Day 25: Forge of Fury

April 21, 2010 Leave a comment

We came across a locked and ironbound door with a deviously difficult lock. I was just barely able to open it. Upon entering we were greeted with the far-off ringing of hammer on anvils and found ourselves in a circular room with three statues of dwarven warriors and two doors. I was able to quickly find and disable triggers in the two doors that would have released the mechanical center statue. Yet the doors led only to blank stone walls.

A second check of the room uncovered a secret door (ah, those cunning dirt dwellers!) which led to another door protected by a magical alarm. Past this door we were greeted with threats and warnings. Though we tried to negotiate with our unseen adversaries and went to extraordinary lengths to maintain peace, we would not be bullied into leaving and finally came to blows. We were attacked by three strange dark dwarves. They were unusually thin and blank-eyed. They were much larger than dwarves have a right to be, but upon their deaths they shrank to normal size. Searching their bodies, we recovered a large shield, a battle axe, chain mail, a chain shirt, and a vial of pink liquid – no doubt the potion that was responsible for their extraordinary size.

We found ourselves in a large throne room, and still the constant ringing of hammers. The sound led to a forge with yet more of the dark dwarves. Upon seeing us they downed some potions and literally disappeared. We explored the forge and found that the only other exit led to a huge pit. It was here that our quarry improvised an ambush – to no avail. Though the battle was hard fought, we wiped out the three dark dwarves and continued our explorations. We came upon another room, I assume manned by the two leaders of the dwarves and vanquished them as well. Strange, but aside from the throne room and forge, the rest of this area seems thick with dust and unexplored. We rest here tonight.

Day 24: Deeper and Deeper

April 19, 2010 Leave a comment

We have explored miles and miles of this cavern and found many things strange to the eyes of one raised in the forests and then the streets. We have defeated one troglodyte and one has escaped. And we have defeated a large bear that they loosed upon us. We’ve come across unused storerooms, stone bridges, magnificent waterfalls, and flooded rooms. Rooms filled with colored molds and corpses. We defeated a slick gray liquid that attacked as if it had intelligence and ate through the metal of our weapons. We’ve even recovered a magic bastard sword.

But the strangest encounter was also the most frightening – for I foresaw the death of our entire band.
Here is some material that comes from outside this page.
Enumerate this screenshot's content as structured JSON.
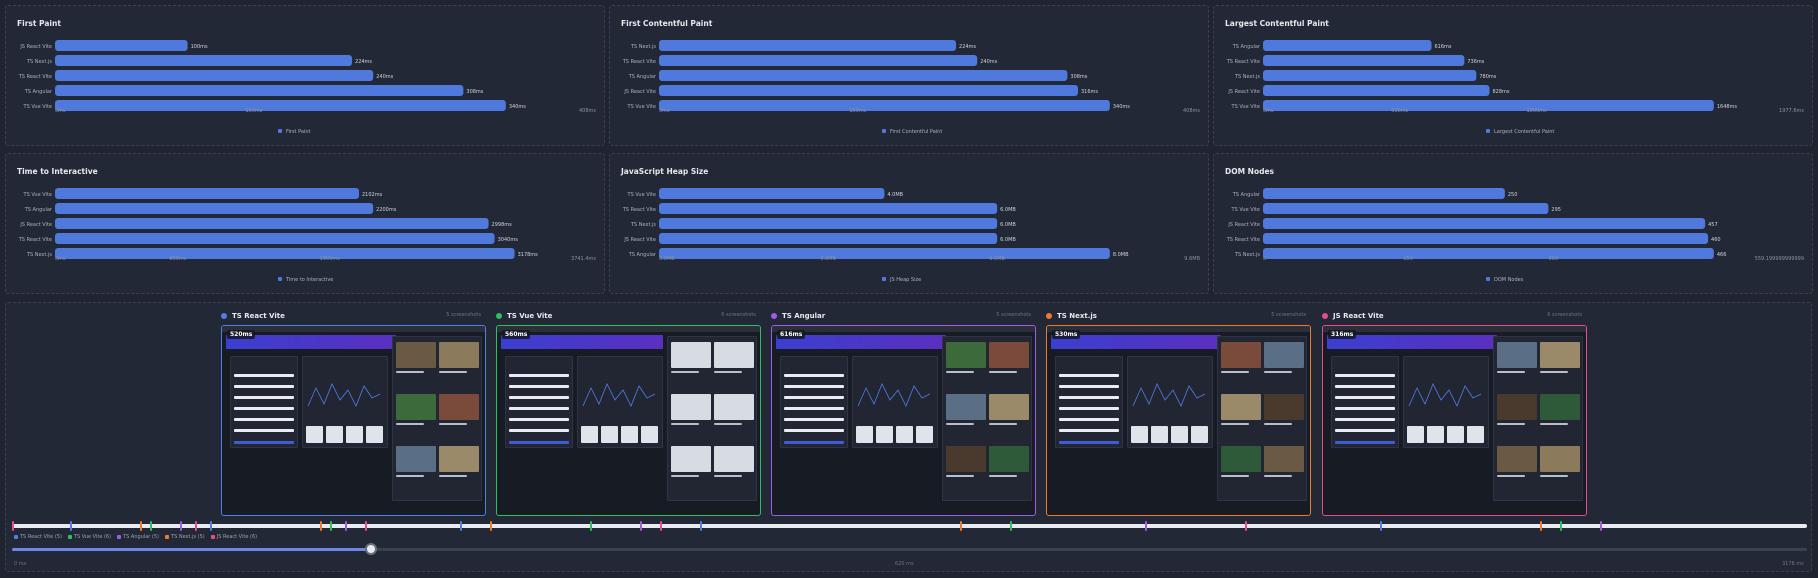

Upon entering a cavern split by a rushing stream, we found what, for all the world, appeared to be a living stalagmite – known to us now as a roper. Ji’Etah carelessly approached it and was quickly entangled by tendrils that suddenly sprang from its gaping maw. I loosed arrow after arrow at its single yellow eye, all bouncing harmlessly away. Though we hurled spells, steel, and insults, all went for no effect. In a final plea for mercy, Aranthis was able to woo the surprisingly intelligent creature with promises of servitude. It appears to be interested in little else than satiating its ravenous appetite. She was able to pacify it and secure my companions release with a meal – the bear’s corpse.